In the forests of Bulgaria, thousands of truffle hunters and their dogs are supplying the Western market with ultra-luxury fungi.
This haul of fresh black truffles is as aromatic and tasty as any found in the famed truffle territories of northern Italy, but these were uncovered in the woods of Bulgaria.
According to a government report from 2020, Bulgaria is the world's largest producer of wild forest truffles, and the prized fungi provides a source of income for more than 20,000 people.
Bulgarian truffles are virtually unknown outside the country, and even many locals have never heard of the unregulated industry that operates in their forests. Just 1 percent of truffles uncovered in Bulgaria are sold on the domestic market, with the bulk going to Western Europe.

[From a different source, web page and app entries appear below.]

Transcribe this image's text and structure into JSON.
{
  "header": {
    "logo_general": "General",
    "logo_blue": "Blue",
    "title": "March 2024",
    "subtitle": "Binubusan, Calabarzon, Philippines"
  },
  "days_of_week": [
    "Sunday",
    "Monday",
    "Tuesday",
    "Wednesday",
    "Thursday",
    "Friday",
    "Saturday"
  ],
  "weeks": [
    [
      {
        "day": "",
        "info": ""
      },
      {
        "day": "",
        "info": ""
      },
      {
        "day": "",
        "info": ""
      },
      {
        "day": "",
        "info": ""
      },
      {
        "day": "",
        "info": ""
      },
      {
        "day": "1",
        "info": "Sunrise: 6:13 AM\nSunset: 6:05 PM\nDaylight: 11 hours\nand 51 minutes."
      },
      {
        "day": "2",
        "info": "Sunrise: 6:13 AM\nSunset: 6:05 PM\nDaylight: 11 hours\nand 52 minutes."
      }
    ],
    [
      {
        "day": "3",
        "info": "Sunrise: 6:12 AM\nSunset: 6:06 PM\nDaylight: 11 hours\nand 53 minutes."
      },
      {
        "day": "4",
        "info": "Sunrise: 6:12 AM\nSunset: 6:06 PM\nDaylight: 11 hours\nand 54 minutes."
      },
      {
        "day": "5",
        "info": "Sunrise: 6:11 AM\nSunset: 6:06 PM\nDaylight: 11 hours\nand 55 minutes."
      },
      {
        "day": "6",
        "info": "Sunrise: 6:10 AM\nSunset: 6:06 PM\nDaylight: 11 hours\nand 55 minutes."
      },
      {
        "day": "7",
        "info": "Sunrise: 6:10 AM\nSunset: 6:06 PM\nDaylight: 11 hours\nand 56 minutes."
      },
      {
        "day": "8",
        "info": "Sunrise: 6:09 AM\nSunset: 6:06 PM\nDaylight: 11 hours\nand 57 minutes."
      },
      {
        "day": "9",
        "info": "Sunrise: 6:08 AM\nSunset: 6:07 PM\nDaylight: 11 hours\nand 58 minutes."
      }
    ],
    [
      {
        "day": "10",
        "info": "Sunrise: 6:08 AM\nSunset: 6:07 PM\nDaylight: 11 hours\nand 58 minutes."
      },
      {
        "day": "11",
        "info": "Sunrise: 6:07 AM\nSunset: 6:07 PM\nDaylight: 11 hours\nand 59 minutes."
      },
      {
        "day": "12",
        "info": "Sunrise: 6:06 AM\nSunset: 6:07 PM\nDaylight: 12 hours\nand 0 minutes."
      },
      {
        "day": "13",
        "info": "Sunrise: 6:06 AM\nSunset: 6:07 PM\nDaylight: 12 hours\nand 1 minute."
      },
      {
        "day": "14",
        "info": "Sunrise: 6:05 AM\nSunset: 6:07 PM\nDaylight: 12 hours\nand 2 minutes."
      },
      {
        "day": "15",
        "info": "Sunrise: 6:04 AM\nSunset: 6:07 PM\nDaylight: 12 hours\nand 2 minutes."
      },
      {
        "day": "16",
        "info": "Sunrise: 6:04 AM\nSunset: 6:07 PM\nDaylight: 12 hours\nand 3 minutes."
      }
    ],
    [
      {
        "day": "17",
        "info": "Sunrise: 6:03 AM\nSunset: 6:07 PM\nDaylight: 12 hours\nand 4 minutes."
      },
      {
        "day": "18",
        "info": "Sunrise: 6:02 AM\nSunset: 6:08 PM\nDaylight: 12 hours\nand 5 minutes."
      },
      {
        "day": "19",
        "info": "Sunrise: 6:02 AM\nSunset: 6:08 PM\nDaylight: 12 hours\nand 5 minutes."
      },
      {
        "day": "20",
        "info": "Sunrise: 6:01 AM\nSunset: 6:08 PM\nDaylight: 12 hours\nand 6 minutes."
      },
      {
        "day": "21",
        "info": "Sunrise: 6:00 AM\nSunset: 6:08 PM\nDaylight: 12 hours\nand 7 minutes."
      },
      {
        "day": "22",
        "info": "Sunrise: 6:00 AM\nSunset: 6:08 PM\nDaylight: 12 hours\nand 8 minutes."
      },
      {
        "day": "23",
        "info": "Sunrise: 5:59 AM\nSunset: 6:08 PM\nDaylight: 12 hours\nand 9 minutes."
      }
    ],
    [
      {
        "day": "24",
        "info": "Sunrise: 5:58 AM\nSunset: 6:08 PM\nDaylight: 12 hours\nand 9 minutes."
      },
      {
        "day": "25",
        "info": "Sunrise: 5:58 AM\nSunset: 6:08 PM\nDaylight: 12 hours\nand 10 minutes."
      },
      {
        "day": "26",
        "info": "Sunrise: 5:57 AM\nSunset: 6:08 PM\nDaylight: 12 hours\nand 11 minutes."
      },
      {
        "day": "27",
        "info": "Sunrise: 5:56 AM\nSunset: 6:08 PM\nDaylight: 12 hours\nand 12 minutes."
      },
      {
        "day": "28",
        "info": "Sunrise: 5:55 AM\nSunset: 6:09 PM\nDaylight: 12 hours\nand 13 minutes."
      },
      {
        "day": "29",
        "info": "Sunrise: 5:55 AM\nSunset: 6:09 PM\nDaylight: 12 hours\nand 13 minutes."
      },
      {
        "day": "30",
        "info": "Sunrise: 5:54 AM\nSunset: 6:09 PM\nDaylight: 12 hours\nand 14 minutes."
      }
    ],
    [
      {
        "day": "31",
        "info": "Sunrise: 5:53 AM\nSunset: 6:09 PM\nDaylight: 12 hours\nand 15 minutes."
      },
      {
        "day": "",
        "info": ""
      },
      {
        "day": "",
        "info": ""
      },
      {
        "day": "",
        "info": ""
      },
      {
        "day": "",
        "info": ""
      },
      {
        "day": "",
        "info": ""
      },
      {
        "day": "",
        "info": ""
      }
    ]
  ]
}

On August 9, truffle hunter Ivaylo Penev allowed RFE/RL to join a morning truffle hunt near the northeastern town of Silistra with his two dogs, brothers Diablo and Dino. He explained how the mysterious fungi are detected, what makes a perfect truffle, and how much they sell for.
Penev says some 50-60 percent of black truffles on the world market originate in the Balkans, mainly from sun-drenched regions of Bulgaria, Croatia, and Serbia.
"The Italians are selling our truffles and saying they're Italian," he claimed.
Although exact figures -- including those published by the Bulgarian government -- are impossible to verify, a black market in truffles is known to exist in Italy.
Balkan truffles are sometimes falsely presented as hailing from the northern Italian Piedmont region, where the delicacy fetches eye-watering prices. In 2021, some varieties of Italian truffles were being sold for nearly $10,300 per kilogram.
Penev hunts in forests near Silistra.
"In a good season, truffles can be found nearly anywhere," he said, even in the city parks of his hometown. But in dry spells, such as the current summer, hunters need to know exactly where to look.
The key to a successful hunt are dogs that can nose out the pungent fungi and deliver it unharmed to their owner. Penev favors the Italian Lagotto Romagnolo breed, described as "durable workers of excellent nose who root out truffles." Pigs can also be used, but the animals are harder to control and have a tendency to gobble up the fungi.
Penev uses a specially designed tool used for digging up truffles and cutting tree roots while doing minimal damage to the landscape.
Diablo and Dino race back and forth through the forest, snuffling at the air, before occasionally sinking their nose into the soil and digging, as Penev urges them on.
Truffles grow a few centimeters underground among roots of certain plants, including the hawthorn trees that grow in this forest. But the precious fungi in Bulgaria only appear where there is limestone present in the landscape, Penev says.
Large truffles like this are the most prized in the restaurant industry. Once cleaned of dirt and dog dribble, they are used as a garnish, shaved onto meals by a white-gloved waiter. Smaller or damaged truffles are used for flavorings in soups and other dishes.
Penev checks the quality of the fungus by smelling it -- good truffles have a knockout scent that is almost fruity and lingers like smoke. A single truffle can fill an entire room with its aroma within a few minutes.
Ripe truffles have the rubbery texture of a bouncy ball, and a maze-like pattern inside.
"Truffles are all over Europe, but you don't get the same flavor as here," Penev said. "It's about the sun. Only the Balkans get such sunlight."
In Bulgaria, a hunter will get around $103 per kilogram for a mixed selection of black truffles like these. In autumn, the hunt will intensify as the season for white truffles begins. White truffles are considered the holy grail of edible fungi. In Bulgaria, hunters last year were able to sell first-grade whites for $7,300 per kilo.
"There are people who travel through the whole [white truffle] season, and they can get up to 50 kilos of truffles, but you have to work nonstop, even through the night," Penev said, adding that the high prices have led to violent territorial disputes.
In some areas of Bulgaria, local hunters set up cameras in the forests to spot outsiders.
"They can flatten your tires, break your windows, poison your dogs…. Not many hunters are like this, but they are out there," he said.
In neighboring Serbia, two truffle hunters were shot dead in December 2020 over a dispute about truffle grounds.
Although the market for truffles within Bulgaria is tiny, the culinary world is beginning to take notice of "Thracian" truffles.
This truffle shop opened six months ago in central Sofia. The store owner, Feodor, says local interest in Bulgarian truffles is growing but remains low for economic reasons.
"Bulgaria is the poorest country in Europe, and this product, you can see, is kind of expensive," but tourists are increasingly coming to the Balkan country to sample both black and white Bulgarian truffles, he says.
Restaurants serving local truffles in Bulgaria are hard to find. This dish, served in La Capannina in central Sofia, sold shaved black truffle for the equivalent of $3.15 per gram. When the white truffle season arrives later this year, slices of that delicacy will sell for around $9.50 per gram.
Whatever happens with the truffle market in Bulgaria, Penev says he will continue to enjoy the process, out in nature alongside his dogs, as much as the payouts.
"I'm not about to become a millionaire," he said. "But it's a nice life."